> _DIRECTIONS_: Every record, from first to last, should be written out again exactly.
= = = =
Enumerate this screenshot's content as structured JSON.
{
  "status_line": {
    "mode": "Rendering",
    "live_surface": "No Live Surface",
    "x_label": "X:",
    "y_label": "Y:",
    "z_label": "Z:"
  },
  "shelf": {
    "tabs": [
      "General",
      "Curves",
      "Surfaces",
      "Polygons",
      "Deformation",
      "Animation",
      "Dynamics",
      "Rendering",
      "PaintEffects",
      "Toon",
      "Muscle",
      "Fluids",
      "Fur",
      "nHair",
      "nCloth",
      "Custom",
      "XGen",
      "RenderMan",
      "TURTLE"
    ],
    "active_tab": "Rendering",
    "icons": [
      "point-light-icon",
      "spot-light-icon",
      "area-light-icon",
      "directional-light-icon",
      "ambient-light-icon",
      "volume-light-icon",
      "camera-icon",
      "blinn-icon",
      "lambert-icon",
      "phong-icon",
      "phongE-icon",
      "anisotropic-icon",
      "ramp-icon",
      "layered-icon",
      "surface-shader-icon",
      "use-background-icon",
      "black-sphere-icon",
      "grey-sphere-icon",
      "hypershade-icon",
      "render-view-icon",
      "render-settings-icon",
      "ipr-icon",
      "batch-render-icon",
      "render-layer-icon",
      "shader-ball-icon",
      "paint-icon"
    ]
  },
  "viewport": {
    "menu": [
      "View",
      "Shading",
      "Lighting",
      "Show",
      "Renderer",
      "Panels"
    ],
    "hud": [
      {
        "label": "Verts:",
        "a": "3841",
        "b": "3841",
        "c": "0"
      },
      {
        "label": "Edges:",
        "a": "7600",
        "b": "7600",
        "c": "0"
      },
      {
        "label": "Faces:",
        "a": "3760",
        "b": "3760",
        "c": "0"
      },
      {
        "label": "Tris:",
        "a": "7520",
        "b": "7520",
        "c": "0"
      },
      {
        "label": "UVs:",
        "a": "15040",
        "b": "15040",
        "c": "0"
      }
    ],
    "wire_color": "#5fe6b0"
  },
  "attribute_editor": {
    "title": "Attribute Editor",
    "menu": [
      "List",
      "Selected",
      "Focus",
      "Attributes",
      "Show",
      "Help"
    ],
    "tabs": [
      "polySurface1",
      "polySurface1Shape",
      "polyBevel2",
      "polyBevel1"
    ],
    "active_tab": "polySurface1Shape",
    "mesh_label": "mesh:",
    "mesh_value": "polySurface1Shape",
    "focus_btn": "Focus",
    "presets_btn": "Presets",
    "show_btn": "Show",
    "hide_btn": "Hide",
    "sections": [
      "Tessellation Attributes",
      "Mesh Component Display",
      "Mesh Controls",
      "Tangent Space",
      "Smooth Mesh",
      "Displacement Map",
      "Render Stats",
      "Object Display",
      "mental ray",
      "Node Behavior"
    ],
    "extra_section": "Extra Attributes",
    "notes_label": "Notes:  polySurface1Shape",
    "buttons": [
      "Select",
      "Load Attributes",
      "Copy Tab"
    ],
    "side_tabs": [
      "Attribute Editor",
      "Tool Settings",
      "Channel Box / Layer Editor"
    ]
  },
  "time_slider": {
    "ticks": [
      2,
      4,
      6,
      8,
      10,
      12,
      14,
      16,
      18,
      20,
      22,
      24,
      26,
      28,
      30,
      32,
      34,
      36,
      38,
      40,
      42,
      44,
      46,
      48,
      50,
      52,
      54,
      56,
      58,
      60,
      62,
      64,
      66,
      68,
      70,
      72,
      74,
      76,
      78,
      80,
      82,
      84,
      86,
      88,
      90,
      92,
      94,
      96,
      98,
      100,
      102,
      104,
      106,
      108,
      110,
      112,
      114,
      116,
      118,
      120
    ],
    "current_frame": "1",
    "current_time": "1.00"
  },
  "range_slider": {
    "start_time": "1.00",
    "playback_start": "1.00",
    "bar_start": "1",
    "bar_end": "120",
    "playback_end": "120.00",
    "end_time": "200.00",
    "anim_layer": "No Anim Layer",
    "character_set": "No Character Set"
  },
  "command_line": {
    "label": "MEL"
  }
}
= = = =
> _RESULT FOR THIS EXERCISE_:
Enumerate this screenshot's content as structured JSON.
{
  "status_line": {
    "mode": "Rendering",
    "live_surface": "No Live Surface",
    "x_label": "X:",
    "y_label": "Y:",
    "z_label": "Z:"
  },
  "shelf": {
    "tabs": [
      "General",
      "Curves",
      "Surfaces",
      "Polygons",
      "Deformation",
      "Animation",
      "Dynamics",
      "Rendering",
      "PaintEffects",
      "Toon",
      "Muscle",
      "Fluids",
      "Fur",
      "nHair",
      "nCloth",
      "Custom",
      "XGen",
      "RenderMan",
      "TURTLE"
    ],
    "active_tab": "Rendering",
    "icons": [
      "point-light-icon",
      "spot-light-icon",
      "area-light-icon",
      "directional-light-icon",
      "ambient-light-icon",
      "volume-light-icon",
      "camera-icon",
      "blinn-icon",
      "lambert-icon",
      "phong-icon",
      "phongE-icon",
      "anisotropic-icon",
      "ramp-icon",
      "layered-icon",
      "surface-shader-icon",
      "use-background-icon",
      "black-sphere-icon",
      "grey-sphere-icon",
      "hypershade-icon",
      "render-view-icon",
      "render-settings-icon",
      "ipr-icon",
      "batch-render-icon",
      "render-layer-icon",
      "shader-ball-icon",
      "paint-icon"
    ]
  },
  "viewport": {
    "menu": [
      "View",
      "Shading",
      "Lighting",
      "Show",
      "Renderer",
      "Panels"
    ],
    "hud": [
      {
        "label": "Verts:",
        "a": "3841",
        "b": "3841",
        "c": "0"
      },
      {
        "label": "Edges:",
        "a": "7600",
        "b": "7600",
        "c": "0"
      },
      {
        "label": "Faces:",
        "a": "3760",
        "b": "3760",
        "c": "0"
      },
      {
        "label": "Tris:",
        "a": "7520",
        "b": "7520",
        "c": "0"
      },
      {
        "label": "UVs:",
        "a": "15040",
        "b": "15040",
        "c": "0"
      }
    ],
    "wire_color": "#5fe6b0"
  },
  "attribute_editor": {
    "title": "Attribute Editor",
    "menu": [
      "List",
      "Selected",
      "Focus",
      "Attributes",
      "Show",
      "Help"
    ],
    "tabs": [
      "polySurface1",
      "polySurface1Shape",
      "polyBevel2",
      "polyBevel1"
    ],
    "active_tab": "polySurface1Shape",
    "mesh_label": "mesh:",
    "mesh_value": "polySurface1Shape",
    "focus_btn": "Focus",
    "presets_btn": "Presets",
    "show_btn": "Show",
    "hide_btn": "Hide",
    "sections": [
      "Tessellation Attributes",
      "Mesh Component Display",
      "Mesh Controls",
      "Tangent Space",
      "Smooth Mesh",
      "Displacement Map",
      "Render Stats",
      "Object Display",
      "mental ray",
      "Node Behavior"
    ],
    "extra_section": "Extra Attributes",
    "notes_label": "Notes:  polySurface1Shape",
    "buttons": [
      "Select",
      "Load Attributes",
      "Copy Tab"
    ],
    "side_tabs": [
      "Attribute Editor",
      "Tool Settings",
      "Channel Box / Layer Editor"
    ]
  },
  "time_slider": {
    "ticks": [
      2,
      4,
      6,
      8,
      10,
      12,
      14,
      16,
      18,
      20,
      22,
      24,
      26,
      28,
      30,
      32,
      34,
      36,
      38,
      40,
      42,
      44,
      46,
      48,
      50,
      52,
      54,
      56,
      58,
      60,
      62,
      64,
      66,
      68,
      70,
      72,
      74,
      76,
      78,
      80,
      82,
      84,
      86,
      88,
      90,
      92,
      94,
      96,
      98,
      100,
      102,
      104,
      106,
      108,
      110,
      112,
      114,
      116,
      118,
      120
    ],
    "current_frame": "1",
    "current_time": "1.00"
  },
  "range_slider": {
    "start_time": "1.00",
    "playback_start": "1.00",
    "bar_start": "1",
    "bar_end": "120",
    "playback_end": "120.00",
    "end_time": "200.00",
    "anim_layer": "No Anim Layer",
    "character_set": "No Character Set"
  },
  "command_line": {
    "label": "MEL"
  }
}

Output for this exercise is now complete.